COLOMBO: India will not be pressing Sri Lanka to merge the Northern and Eastern Provinces to form a single Tamil-majority, Tamil-speaking province as envisaged by the India-Sri Lanka Accord of 1987, the Indian Foreign Secretary S.Jaishankar told the Tamil National Alliance (TNA) here on Monday.
He was reacting to a demand made by the leader of the Eelam Peoples’ Revolutionary Liberation Front (EPRLF) Suresh Premachandran, that India should honor its promise to keep the North and East united. It had even said that it would not allow a referendum to be held on the issue. When the united province was de-merged in 2006 by a Supreme Court order, India did not protest saying that it was for the Sri Lankan government to appeal against the judgment. India had clearly lost interest in the issue. Its interests lay elsewhere in Sri Lanka.
Jaishankar told Premachandran that much water has flown down the bridge since 1987 and as the situation has changed it will be better for all concerned to make use of the various windows of opportunity which have opened up recently with the change of regime in Colombo and secure the rights of the Tamils.
He argued that it would not be wise to hold every other matter hostage to one issue - the merger of the North and East.
However, he added that India would not mind if the Tamils kept the issue alive and kept it on the table for talks with the Sri Lankan government.
Premachandran had highlighted the issue of the merger of the North and East partly because it had been the main theme of the Ezhuga Tamil rally held recently in the Eastern town of Batticaloa. Premachandran is a key member of the Tamil Peoples’ Council which organized the rally.

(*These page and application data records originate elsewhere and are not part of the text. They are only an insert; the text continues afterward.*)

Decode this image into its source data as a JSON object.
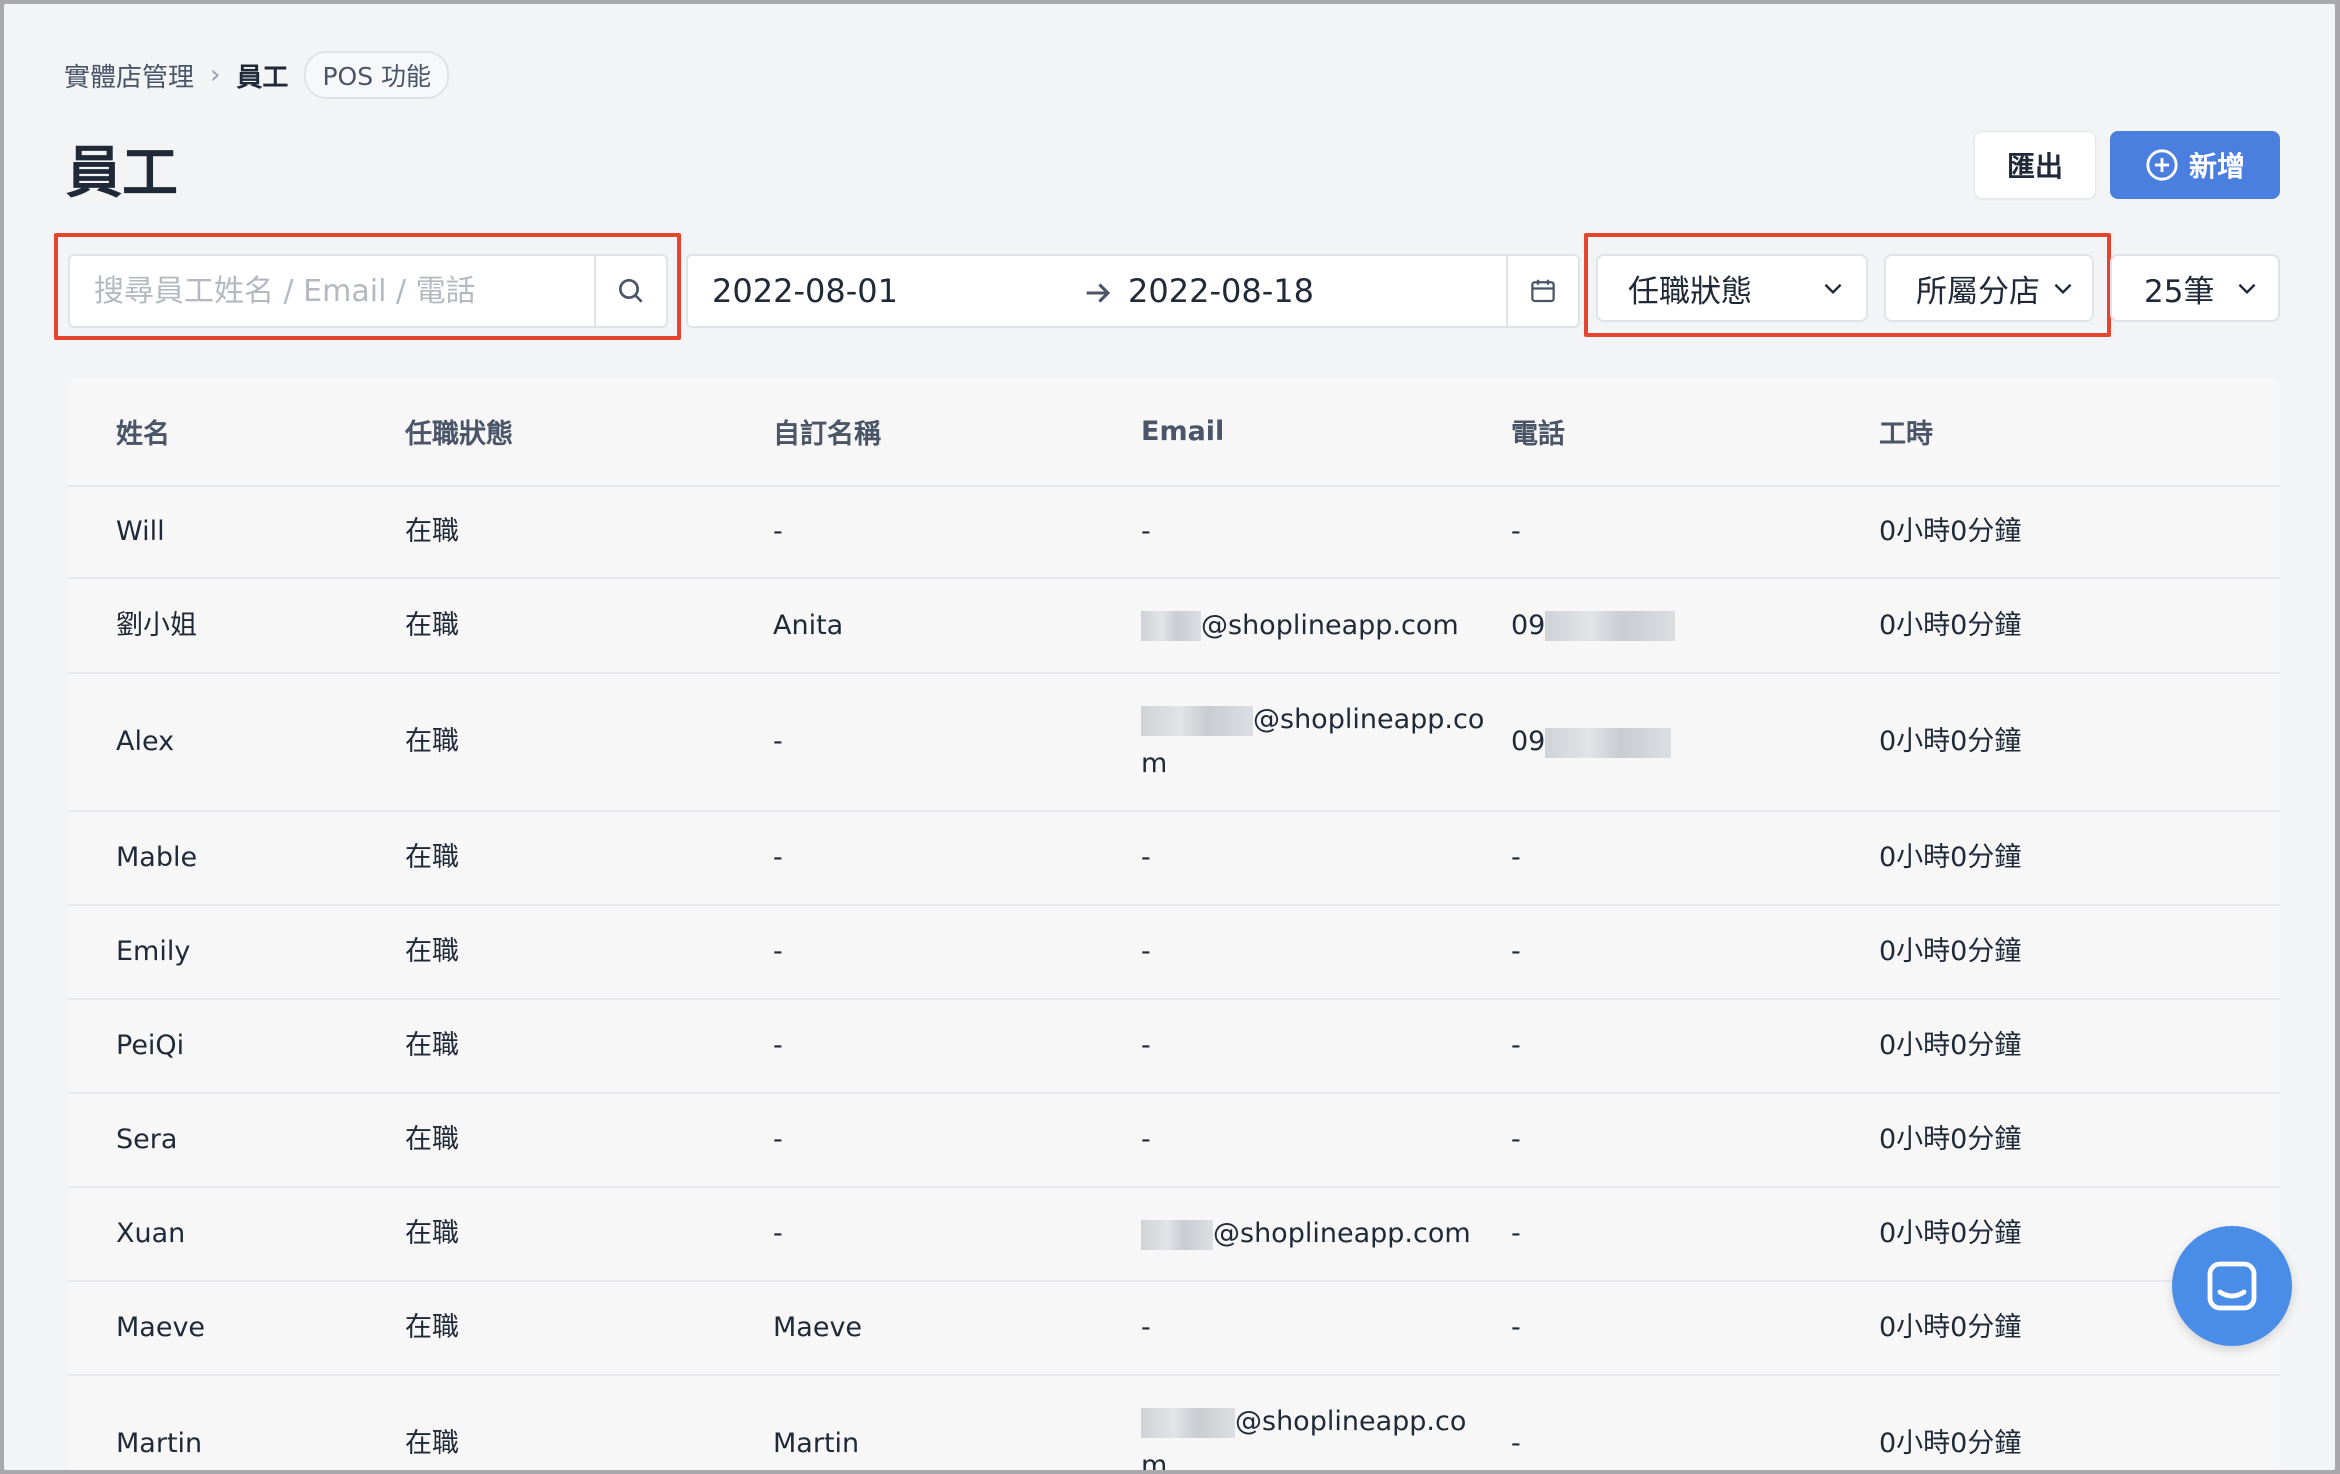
{
  "breadcrumb": {
    "parent": "實體店管理",
    "current": "員工",
    "tag": "POS 功能"
  },
  "title": "員工",
  "actions": {
    "export": "匯出",
    "add": "新增"
  },
  "filters": {
    "search_placeholder": "搜尋員工姓名 / Email / 電話",
    "date_start": "2022-08-01",
    "date_end": "2022-08-18",
    "status": "任職狀態",
    "branch": "所屬分店",
    "page_size": "25筆"
  },
  "table": {
    "headers": [
      "姓名",
      "任職狀態",
      "自訂名稱",
      "Email",
      "電話",
      "工時"
    ],
    "rows": [
      {
        "name": "Will",
        "status": "在職",
        "custom": "-",
        "email": "-",
        "phone": "-",
        "hours": "0小時0分鐘"
      },
      {
        "name": "劉小姐",
        "status": "在職",
        "custom": "Anita",
        "email": "@shoplineapp.com",
        "phone": "09",
        "hours": "0小時0分鐘"
      },
      {
        "name": "Alex",
        "status": "在職",
        "custom": "-",
        "email": "@shoplineapp.com",
        "phone": "09",
        "hours": "0小時0分鐘"
      },
      {
        "name": "Mable",
        "status": "在職",
        "custom": "-",
        "email": "-",
        "phone": "-",
        "hours": "0小時0分鐘"
      },
      {
        "name": "Emily",
        "status": "在職",
        "custom": "-",
        "email": "-",
        "phone": "-",
        "hours": "0小時0分鐘"
      },
      {
        "name": "PeiQi",
        "status": "在職",
        "custom": "-",
        "email": "-",
        "phone": "-",
        "hours": "0小時0分鐘"
      },
      {
        "name": "Sera",
        "status": "在職",
        "custom": "-",
        "email": "-",
        "phone": "-",
        "hours": "0小時0分鐘"
      },
      {
        "name": "Xuan",
        "status": "在職",
        "custom": "-",
        "email": "@shoplineapp.com",
        "phone": "-",
        "hours": "0小時0分鐘"
      },
      {
        "name": "Maeve",
        "status": "在職",
        "custom": "Maeve",
        "email": "-",
        "phone": "-",
        "hours": "0小時0分鐘"
      },
      {
        "name": "Martin",
        "status": "在職",
        "custom": "Martin",
        "email": "@shoplineapp.com",
        "phone": "-",
        "hours": "0小時0分鐘"
      }
    ]
  },
  "icons": {
    "search": "search-icon",
    "calendar": "calendar-icon",
    "arrow": "arrow-right-icon",
    "chevron": "chevron-down-icon",
    "add": "plus-circle-icon",
    "chat": "chat-icon"
  },
  "colors": {
    "primary": "#4a7fe0",
    "highlight": "#e5442f",
    "chat": "#4a8de8"
  }
}
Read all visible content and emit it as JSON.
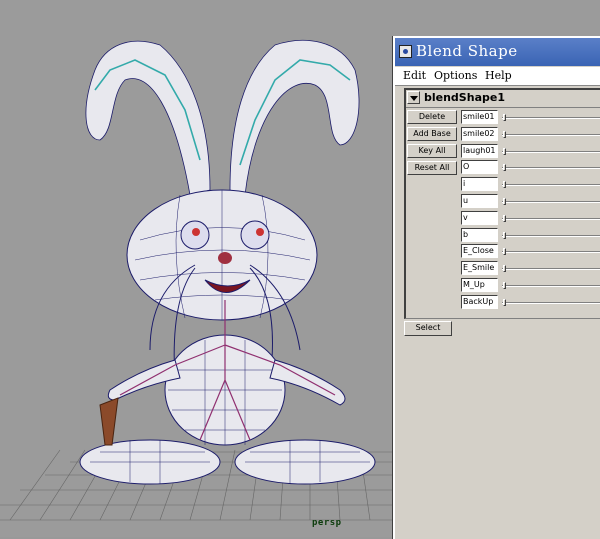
{
  "viewport": {
    "camera_label": "persp"
  },
  "window": {
    "title": "Blend Shape",
    "menu": [
      "Edit",
      "Options",
      "Help"
    ],
    "node_name": "blendShape1",
    "buttons": [
      "Delete",
      "Add Base",
      "Key All",
      "Reset All"
    ],
    "targets": [
      {
        "name": "smile01",
        "weight": 0
      },
      {
        "name": "smile02",
        "weight": 0
      },
      {
        "name": "laugh01",
        "weight": 0
      },
      {
        "name": "O",
        "weight": 0
      },
      {
        "name": "i",
        "weight": 0
      },
      {
        "name": "u",
        "weight": 0
      },
      {
        "name": "v",
        "weight": 0
      },
      {
        "name": "b",
        "weight": 0
      },
      {
        "name": "E_Close",
        "weight": 0
      },
      {
        "name": "E_Smile",
        "weight": 0
      },
      {
        "name": "M_Up",
        "weight": 0
      },
      {
        "name": "BackUp",
        "weight": 0
      }
    ],
    "select_label": "Select"
  },
  "colors": {
    "title_bar": "#3a64b4",
    "panel": "#d4d0c8",
    "viewport": "#9b9b9b"
  }
}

The merger of the North and East is considered important by the Eastern Tamils because it helps them face the Muslims who tend to dominate them economically and politically. If the East were to be merged with the North, the Tamils will be in an overwhelming majority and can run the province as per their wish, and also bargain with Colombo more effectively for more powers.
But the Muslims are opposed to the merger as their proportion would be reduced from 35 % to 12%. At any rate, successive Sri Lankan governments have been against a merger as they fear that a strengthened and united Tamil province will be in a better position to secede from Sri Lanka. It was to destroy the unification of the North and East wrought by the India-Sri Lanka Accord of 1987 that some Sinhalese and Muslims, enjoying tacit government support, challenged the merger in the Supreme Court and got a favorable verdict in 2006.
Premachandran pointed out that India has a moral responsibility to ask the Sri Lankan government to re-merge the North and East as it is part of the India-Sri Lanka Accord of 1987. If the Accord is still valid, every part of it should be deemed to be equally valid and implemented, he argued.
He recalled that former Prime Minister Rajiv Gandhi had solemnly promised that the merger would remain and that the proposed referendum would not be held. He also recalled that the EPRLF had fully cooperated with India on the implementation of the Accord, and like the Indian Peace Keeping Force, had lost many men in the fight against the LTTE which opposed the Accord. India has a moral responsibility to keep its promise and persuade the Sri Lankan government to re-merge the North and East, Premachandran said.